WHAT NEEDS TO BE DONE
Print the listing below a second time, exactly, and omit its images.
#### PROVIDED MATERIAL ####
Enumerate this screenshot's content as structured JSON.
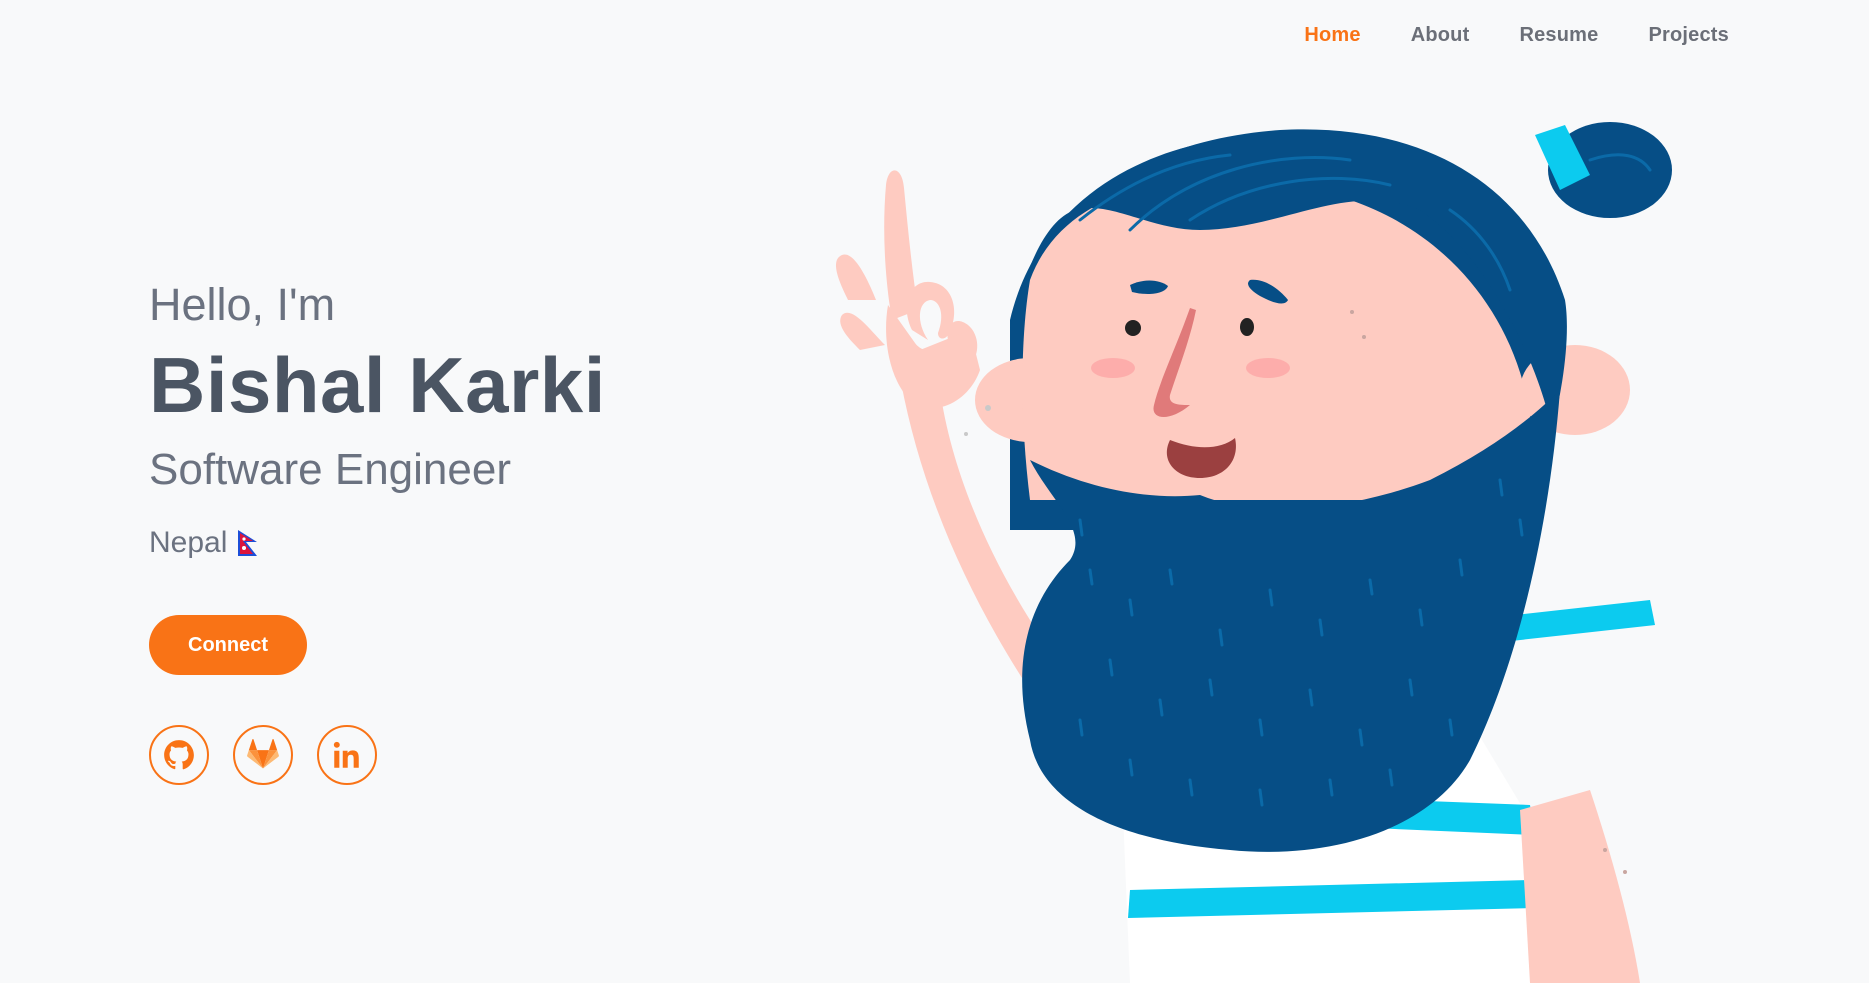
{
  "nav": {
    "items": [
      {
        "label": "Home",
        "active": true
      },
      {
        "label": "About",
        "active": false
      },
      {
        "label": "Resume",
        "active": false
      },
      {
        "label": "Projects",
        "active": false
      }
    ]
  },
  "hero": {
    "greeting": "Hello, I'm",
    "name": "Bishal Karki",
    "role": "Software Engineer",
    "location": "Nepal",
    "flag_icon": "nepal-flag-icon",
    "connect_label": "Connect"
  },
  "socials": [
    {
      "name": "GitHub",
      "icon": "github-icon"
    },
    {
      "name": "GitLab",
      "icon": "gitlab-icon"
    },
    {
      "name": "LinkedIn",
      "icon": "linkedin-icon"
    }
  ],
  "colors": {
    "accent": "#f97316",
    "background": "#f8f9fa",
    "heading": "#4b5563",
    "text": "#6b7280",
    "hair": "#064e86",
    "skin": "#fecbc1",
    "stripe": "#0ccbef"
  }
}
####
RESULT OF THE TASK
Enumerate this screenshot's content as structured JSON.
{
  "nav": {
    "items": [
      {
        "label": "Home",
        "active": true
      },
      {
        "label": "About",
        "active": false
      },
      {
        "label": "Resume",
        "active": false
      },
      {
        "label": "Projects",
        "active": false
      }
    ]
  },
  "hero": {
    "greeting": "Hello, I'm",
    "name": "Bishal Karki",
    "role": "Software Engineer",
    "location": "Nepal",
    "flag_icon": "nepal-flag-icon",
    "connect_label": "Connect"
  },
  "socials": [
    {
      "name": "GitHub",
      "icon": "github-icon"
    },
    {
      "name": "GitLab",
      "icon": "gitlab-icon"
    },
    {
      "name": "LinkedIn",
      "icon": "linkedin-icon"
    }
  ],
  "colors": {
    "accent": "#f97316",
    "background": "#f8f9fa",
    "heading": "#4b5563",
    "text": "#6b7280",
    "hair": "#064e86",
    "skin": "#fecbc1",
    "stripe": "#0ccbef"
  }
}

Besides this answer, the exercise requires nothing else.